This is just a terrific show with Jim Rockford being the anti-hero we all wish we could be ourselves.
I wish James Garner and Stephen J. Cannell would have done some commentary tracks.
The Rockford Files is one of the best written shows I have ever watched. To look at Jim Rockford (James Garner) we would see him as this All-American male fighting the bad guys. When you get past that superficial view, what you have is a small time private investigator who is just trying to run a square business after having done some time in the joint.
With friends like Detective Dennis Becker (Joe Santos), Angel (Stuart Margolin) and his father Rocky (Noah Berry, Jr.) helping him along, Jim always seems like he's one step away from bankruptcy or getting slugged in the mouth. What makes his character so enjoyable to watch is the fact he is street smart and (unlike many of the people he works for) adhering to a strict code of personal (and moral) ethics.
The Rockford Files: Season Two is a terrific show that does the "investigation genre" proud. Bring on Simon & Simon: Season One!
Stephen J. Cannell Reflects on the Second Season
Cannell discusses how Roy Huggins brought him to this project. He explains that from the very beginning they were both on the same page. Cannell also breaks down the answering machine messages that begin every show, what it was like working with James Garner (it turns out he's not like Jim Rockford in real life) and how the executives really didn't understand the show at first. If you are interested in hearing some good stories or how a master craftsman works, you would be wise to watch Stephen J. Cannell here.
Original Series Pilot
This threw me because there is no phone message to begin this show. I am so used to the clever openings that start every episode that I was almost shocked it wasn't there. Aside from there being a different person playing Rocky (Robert Donley, who seemed to bring a more Al Lewis vibe to the role) all the other characters seem to be here. In fact, we even get to find out more about Rocky and Angel's relationship. What most struck me was how James Garner always had this character down.

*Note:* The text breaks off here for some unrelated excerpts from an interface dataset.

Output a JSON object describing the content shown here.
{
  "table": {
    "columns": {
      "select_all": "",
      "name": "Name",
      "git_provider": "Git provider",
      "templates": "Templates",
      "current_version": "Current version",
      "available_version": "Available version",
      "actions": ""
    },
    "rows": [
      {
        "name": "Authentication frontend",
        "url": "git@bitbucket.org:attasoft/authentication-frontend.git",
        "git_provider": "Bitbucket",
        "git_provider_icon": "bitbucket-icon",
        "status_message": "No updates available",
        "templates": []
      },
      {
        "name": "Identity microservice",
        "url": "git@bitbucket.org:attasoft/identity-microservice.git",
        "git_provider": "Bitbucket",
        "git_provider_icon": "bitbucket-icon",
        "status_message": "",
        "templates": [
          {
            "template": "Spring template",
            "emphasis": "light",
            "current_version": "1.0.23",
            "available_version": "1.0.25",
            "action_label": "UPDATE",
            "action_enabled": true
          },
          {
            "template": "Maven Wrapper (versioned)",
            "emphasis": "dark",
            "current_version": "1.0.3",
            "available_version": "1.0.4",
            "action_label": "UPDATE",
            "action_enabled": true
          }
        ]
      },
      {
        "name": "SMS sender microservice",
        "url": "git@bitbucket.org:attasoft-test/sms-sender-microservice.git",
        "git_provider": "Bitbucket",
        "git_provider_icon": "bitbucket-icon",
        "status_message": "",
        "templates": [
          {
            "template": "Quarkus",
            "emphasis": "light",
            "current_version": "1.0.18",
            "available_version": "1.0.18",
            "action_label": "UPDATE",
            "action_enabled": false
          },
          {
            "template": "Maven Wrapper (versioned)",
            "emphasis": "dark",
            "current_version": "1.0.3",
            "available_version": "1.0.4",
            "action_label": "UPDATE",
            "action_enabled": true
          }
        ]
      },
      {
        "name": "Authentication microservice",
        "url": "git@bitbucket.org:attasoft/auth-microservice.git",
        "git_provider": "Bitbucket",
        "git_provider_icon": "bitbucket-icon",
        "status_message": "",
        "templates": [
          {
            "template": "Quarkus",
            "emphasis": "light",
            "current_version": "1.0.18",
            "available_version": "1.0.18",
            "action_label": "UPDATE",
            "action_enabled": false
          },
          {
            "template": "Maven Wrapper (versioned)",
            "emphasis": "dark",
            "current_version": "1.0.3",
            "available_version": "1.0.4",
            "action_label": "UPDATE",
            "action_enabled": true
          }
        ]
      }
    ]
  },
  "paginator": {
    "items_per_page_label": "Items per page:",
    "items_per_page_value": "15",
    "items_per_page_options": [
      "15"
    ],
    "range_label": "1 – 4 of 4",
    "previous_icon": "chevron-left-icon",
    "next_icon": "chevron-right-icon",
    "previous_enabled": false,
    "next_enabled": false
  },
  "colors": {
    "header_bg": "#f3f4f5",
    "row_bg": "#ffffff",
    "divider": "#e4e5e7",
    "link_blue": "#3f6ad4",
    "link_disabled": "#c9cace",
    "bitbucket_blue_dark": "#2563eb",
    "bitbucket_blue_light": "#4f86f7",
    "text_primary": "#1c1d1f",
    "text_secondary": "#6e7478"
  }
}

Full Frame - 1.33:1. I wish that more TV shows and movies would take on the classically shot and muted look that the films from the 1970s have. I know that technology advances but there is something about these older shows and movies that seemed to put the story and characters first. I couldn't help being taken in by the procedural aspect of the show and how everything felt so real. Too much stylization would have hurt that.
English. Dolby Digital 2.0 Mono. Subtitled in English. You gotta love the theme song to this show which sounds big and simple both at the same time. Like a lot of sitcoms there isn't anything too special about the way the audio is put together, but there is a naturalness to the all of the performances. Nothing about the sound design seems to dominate too much which, like the picture, helps stay out of the stories way.
James Garner stands on this front cover kneeling with the sun setting on the beach and cliffs behind him. The cover titles for the show are embossed. The back shows some pictures of the characters from the show. It also offers a description of what Season 2 is about, gives us the Bonus Features as well as technical specs. All six discs unfold in one piece of packaging with has some more images from the show, as well as an index and description of each episode.
This show plays on KDOC every day at 9am and I always have my TV tuned in. Even though I am often working when the show is on (which is why I am so happy to have it now on DVD), I can appreciate just listening to the dialogue and scenes that Stephen J. Cannell has helped create. Every episode feels like a little movie and they usually end up the same way with Rockford proving his or someone elses innocence, or getting to the bottom of a crime. It is the characterizations on this show, the interpersonal relationships that really make The Rockford Files stand out.
The Rockford Files was released .